December 18, 2014 |
|MOSCOW (Standard & Poor's) Dec. 17, 2014--Standard & Poor's Ratings Services today placed its 'B-' long-term corporate credit rating and its 'ruBBB-' Russia national scale rating on Russia-based Bank Tavrichesky on CreditWatch with negative implications.|
At the same time, we affirmed our 'C' short-term rating on the bank.
The CreditWatch placement reflects our view that Bank Tavrichesky may face increasing difficulty meeting the regulatory capital requirements of the Bank of Russia in the next 90 days. In particular, this may come from the rapid devaluation of the Russian ruble (RUB) and the resulting revaluation of foreign currency denominated assets that increase risk-weighted assets. We currently consider Bank Tavrichesky to be at risk with regulatory capital adequacy, as measured by the central bank's N1 ratio of 10.07% as of Dec. 1, 2014, just 7 basis points (bps) above the minimum.
We understand that Bank Tavrichesky takes proactive measures to boost its regulatory capital, with plans to attract two subordinated loans from its minority shareholder Norwegian Sparebank 1 Nord-Norge, with a value of approximately RUB362 million and RUB540 million. The bank has also planned an equity injection for the end of March 2015 of RUB504 million. While the bank expects the first subordinated debt to come before the end of 2014, we note that this will be only a minor relief for the bank, providing an effect within only 70 bps in terms of the N1 ratio, according to our estimates. Because we focus on on strong forms of capital, we foresee no immediate impact on our risk-adjusted capital ratio. Consequently, we believe that a necessary capital buffer will be built only after a further Tier 1 capital injection takes place or after market conditions stabilize.
If we assume that all of the planned capital strengthening occurs, although there would be less pressure on Bank Tavrichesky's capital position, the created capital buffer may not be sufficient to ward off the rising asset quality issues we expect in 2015 and the ruble's persistent weakness.
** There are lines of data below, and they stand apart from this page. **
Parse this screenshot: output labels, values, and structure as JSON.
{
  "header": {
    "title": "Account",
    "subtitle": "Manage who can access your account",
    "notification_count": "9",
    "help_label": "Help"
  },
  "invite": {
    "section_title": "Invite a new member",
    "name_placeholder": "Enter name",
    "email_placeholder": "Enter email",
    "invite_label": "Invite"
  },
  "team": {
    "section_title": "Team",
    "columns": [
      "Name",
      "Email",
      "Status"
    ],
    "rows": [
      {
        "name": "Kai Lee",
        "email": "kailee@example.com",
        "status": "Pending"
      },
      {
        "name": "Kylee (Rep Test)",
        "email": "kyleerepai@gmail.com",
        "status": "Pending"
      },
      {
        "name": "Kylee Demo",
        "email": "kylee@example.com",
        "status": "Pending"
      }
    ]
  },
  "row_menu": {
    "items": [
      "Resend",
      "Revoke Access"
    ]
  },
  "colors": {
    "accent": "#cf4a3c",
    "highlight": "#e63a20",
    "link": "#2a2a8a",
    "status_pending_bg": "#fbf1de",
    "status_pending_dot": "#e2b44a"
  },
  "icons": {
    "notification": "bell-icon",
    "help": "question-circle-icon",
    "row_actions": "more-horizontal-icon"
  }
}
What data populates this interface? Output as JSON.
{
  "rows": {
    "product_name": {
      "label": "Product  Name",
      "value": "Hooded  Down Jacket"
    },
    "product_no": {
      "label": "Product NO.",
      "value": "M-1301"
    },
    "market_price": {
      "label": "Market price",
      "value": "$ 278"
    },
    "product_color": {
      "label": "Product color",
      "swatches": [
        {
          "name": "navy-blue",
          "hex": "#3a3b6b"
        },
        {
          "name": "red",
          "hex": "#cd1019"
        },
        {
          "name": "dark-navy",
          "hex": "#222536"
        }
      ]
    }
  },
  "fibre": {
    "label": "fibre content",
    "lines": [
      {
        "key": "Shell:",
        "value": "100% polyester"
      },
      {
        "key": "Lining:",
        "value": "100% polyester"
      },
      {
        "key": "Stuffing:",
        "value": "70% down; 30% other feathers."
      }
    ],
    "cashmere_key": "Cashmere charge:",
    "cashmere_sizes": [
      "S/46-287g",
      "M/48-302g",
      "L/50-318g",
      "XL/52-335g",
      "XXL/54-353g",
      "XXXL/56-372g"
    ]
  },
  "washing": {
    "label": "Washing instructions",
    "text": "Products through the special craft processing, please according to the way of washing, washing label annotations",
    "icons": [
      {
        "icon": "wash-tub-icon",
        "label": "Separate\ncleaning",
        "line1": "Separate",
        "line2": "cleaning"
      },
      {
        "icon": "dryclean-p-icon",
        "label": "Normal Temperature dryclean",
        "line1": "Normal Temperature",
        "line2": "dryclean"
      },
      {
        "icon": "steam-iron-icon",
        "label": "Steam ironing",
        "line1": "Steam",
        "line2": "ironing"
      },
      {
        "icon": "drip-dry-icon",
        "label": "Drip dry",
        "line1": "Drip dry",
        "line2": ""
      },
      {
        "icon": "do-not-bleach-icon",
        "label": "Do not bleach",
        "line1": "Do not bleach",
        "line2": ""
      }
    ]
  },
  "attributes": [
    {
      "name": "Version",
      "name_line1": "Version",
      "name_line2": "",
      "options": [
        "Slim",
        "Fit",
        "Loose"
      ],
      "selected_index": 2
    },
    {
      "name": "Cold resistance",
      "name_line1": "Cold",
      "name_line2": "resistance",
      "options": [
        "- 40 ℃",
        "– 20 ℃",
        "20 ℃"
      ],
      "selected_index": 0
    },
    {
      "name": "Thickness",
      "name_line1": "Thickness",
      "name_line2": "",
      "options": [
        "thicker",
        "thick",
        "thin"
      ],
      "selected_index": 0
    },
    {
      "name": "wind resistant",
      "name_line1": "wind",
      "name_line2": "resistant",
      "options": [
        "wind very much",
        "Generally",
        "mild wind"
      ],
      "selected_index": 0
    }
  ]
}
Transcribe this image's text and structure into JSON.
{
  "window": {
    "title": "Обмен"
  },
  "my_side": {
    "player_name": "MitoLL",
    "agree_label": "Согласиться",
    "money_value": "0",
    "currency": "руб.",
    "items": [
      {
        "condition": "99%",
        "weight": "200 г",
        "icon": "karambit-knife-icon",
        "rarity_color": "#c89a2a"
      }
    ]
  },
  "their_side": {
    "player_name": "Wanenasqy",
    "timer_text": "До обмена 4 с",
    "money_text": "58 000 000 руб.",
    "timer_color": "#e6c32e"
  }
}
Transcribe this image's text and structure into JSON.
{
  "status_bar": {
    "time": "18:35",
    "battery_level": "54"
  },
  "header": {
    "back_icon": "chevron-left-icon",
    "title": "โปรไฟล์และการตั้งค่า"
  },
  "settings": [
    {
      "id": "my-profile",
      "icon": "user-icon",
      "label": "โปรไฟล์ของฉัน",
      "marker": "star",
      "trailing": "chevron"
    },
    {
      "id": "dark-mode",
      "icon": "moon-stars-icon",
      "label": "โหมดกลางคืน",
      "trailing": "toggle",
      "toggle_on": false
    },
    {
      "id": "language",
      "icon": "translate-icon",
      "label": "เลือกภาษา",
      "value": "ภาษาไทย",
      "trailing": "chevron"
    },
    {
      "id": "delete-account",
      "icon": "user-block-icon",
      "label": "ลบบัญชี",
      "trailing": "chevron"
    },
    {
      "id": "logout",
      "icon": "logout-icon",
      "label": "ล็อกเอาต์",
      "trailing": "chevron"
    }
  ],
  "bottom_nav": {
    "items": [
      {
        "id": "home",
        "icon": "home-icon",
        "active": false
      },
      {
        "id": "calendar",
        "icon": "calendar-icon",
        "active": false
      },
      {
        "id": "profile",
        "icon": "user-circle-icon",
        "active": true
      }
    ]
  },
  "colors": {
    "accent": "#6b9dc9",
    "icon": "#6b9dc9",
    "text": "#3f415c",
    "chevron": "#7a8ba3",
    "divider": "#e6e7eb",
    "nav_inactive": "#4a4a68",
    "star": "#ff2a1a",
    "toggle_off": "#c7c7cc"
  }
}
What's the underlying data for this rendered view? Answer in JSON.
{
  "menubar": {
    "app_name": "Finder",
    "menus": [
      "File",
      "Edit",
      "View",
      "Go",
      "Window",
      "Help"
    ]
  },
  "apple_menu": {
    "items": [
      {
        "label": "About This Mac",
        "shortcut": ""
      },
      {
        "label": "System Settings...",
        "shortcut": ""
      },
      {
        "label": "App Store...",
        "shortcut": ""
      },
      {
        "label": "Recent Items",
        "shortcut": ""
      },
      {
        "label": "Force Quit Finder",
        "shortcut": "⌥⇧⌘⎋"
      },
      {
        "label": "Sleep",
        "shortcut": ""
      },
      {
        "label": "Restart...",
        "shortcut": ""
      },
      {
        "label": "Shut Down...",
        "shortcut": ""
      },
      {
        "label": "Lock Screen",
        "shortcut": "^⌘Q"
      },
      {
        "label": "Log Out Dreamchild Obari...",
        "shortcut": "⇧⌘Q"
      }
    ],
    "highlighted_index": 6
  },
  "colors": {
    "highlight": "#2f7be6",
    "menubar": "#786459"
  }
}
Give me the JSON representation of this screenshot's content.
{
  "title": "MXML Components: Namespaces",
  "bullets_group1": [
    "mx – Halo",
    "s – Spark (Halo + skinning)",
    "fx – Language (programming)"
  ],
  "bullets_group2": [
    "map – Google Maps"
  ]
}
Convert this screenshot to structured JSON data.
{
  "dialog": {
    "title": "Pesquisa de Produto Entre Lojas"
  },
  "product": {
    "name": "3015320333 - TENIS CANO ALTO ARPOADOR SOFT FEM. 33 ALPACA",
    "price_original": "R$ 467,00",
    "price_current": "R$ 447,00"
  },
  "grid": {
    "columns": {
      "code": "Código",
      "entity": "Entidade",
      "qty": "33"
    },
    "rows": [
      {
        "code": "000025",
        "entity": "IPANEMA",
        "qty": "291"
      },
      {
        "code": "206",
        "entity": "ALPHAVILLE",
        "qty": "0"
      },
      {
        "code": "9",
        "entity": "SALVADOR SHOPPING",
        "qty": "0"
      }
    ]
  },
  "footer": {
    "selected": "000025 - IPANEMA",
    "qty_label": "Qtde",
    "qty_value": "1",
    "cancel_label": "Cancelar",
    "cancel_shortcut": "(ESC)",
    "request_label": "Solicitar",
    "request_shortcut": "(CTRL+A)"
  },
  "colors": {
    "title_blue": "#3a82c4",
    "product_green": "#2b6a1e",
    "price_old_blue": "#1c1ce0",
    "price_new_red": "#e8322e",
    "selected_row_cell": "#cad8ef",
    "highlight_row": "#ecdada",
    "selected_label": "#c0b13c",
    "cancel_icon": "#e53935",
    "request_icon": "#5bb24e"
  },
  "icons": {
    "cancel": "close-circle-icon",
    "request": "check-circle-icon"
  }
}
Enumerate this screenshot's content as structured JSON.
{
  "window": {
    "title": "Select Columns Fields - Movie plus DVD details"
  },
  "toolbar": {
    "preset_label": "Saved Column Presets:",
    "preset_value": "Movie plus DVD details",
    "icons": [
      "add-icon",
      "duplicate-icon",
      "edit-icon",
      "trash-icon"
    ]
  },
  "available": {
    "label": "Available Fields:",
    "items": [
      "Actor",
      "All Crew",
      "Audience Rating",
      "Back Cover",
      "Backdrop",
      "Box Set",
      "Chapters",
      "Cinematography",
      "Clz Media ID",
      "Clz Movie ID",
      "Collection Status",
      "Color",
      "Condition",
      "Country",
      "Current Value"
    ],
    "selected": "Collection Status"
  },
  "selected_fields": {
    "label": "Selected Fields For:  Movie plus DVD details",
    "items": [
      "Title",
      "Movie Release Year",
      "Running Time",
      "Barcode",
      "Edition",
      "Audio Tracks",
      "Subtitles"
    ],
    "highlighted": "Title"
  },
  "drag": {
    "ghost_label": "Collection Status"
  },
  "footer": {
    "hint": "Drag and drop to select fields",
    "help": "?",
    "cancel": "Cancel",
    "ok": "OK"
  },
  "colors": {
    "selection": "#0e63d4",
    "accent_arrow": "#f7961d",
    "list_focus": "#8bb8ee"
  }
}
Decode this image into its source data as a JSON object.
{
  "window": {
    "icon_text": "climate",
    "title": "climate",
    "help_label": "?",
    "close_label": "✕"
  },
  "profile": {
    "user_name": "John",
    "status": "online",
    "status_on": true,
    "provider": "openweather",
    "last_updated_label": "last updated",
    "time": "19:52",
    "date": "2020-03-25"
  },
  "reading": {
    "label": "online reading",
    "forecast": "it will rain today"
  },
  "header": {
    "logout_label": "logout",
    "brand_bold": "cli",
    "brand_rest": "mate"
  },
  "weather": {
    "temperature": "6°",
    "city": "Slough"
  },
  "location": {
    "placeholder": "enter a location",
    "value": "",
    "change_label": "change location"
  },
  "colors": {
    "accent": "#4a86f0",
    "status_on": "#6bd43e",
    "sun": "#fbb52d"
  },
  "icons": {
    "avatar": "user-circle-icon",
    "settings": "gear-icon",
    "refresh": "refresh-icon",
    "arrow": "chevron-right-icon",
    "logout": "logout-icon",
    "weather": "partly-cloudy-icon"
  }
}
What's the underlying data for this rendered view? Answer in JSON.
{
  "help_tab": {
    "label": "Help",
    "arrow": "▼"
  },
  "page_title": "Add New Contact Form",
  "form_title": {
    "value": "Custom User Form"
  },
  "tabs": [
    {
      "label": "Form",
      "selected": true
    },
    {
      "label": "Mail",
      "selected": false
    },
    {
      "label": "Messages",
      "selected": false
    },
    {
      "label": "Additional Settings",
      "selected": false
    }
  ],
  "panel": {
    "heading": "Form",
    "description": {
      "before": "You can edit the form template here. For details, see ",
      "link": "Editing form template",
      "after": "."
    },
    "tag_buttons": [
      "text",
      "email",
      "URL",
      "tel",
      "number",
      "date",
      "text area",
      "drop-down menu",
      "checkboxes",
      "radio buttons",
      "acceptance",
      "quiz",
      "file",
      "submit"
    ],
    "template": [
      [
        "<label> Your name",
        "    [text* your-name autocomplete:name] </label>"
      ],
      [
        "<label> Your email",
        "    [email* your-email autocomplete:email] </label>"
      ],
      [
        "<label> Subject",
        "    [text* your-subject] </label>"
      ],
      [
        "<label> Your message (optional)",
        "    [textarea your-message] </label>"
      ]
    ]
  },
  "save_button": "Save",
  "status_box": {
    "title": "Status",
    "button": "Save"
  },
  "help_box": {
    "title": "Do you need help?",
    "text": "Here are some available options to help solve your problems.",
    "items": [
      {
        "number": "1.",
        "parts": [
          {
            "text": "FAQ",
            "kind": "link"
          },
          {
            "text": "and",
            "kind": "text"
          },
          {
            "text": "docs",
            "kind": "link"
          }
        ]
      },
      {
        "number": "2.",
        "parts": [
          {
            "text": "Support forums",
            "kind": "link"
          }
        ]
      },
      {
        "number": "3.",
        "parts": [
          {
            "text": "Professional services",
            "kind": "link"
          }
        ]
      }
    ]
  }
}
Indeed, we observe, that according to reporting forms under Russian accounting standards, the amount of accrued but not paid interest steadily increased through 2014 to 3.3% on Nov. 1, 2014, from 1.1% of the gross loan book on Jan. 1, 2014--a high level compared with Russian peers. We also note that the bulk of this increase was due to one large group of borrowers. While the bank expects to collect this interest in the first quarter of 2015, we note that this exposure may be subject to impairment charges, further squeezing capital ratios.
We also consider that intensifying pressure on capital is due to some fundamental pressures on the bank's business model, with high related-party lending and high foreign-currency mismatches. We consider that capital alone is unlikely to materially alleviate pressure in the longer term on the financial profile if these fundamental business model vulnerabilities remain.
The resolution of the CreditWatch will depend on Bank Tavrichesky's ability to maintain a substantial buffer close to 100 bps above the regulatory capital ratio of the Bank of Russia. We will also consider the evolution of the bank's asset quality and the resilience of the business model in resolving the CreditWatch. We expect to have a better understanding of these matters in 90 days, because we will have greater clarity on the timing of capital injections and collection of accrued interest from the borrowers.
We could lower the ratings by at least one notch if we see that Bank Tavrichesky remains close to breaching the regulatory capital adequacy ratio, if we observe the bank's inability to collect the accrued interest resulting in deterioration of asset quality, or if we see risks of instability in the business model throughout what we view as a complicated 2015 for Russian banks.
Company: Tavrichesky AKB
|Full company name|
|Country of risk||Russia|
|Country of registration||Russia|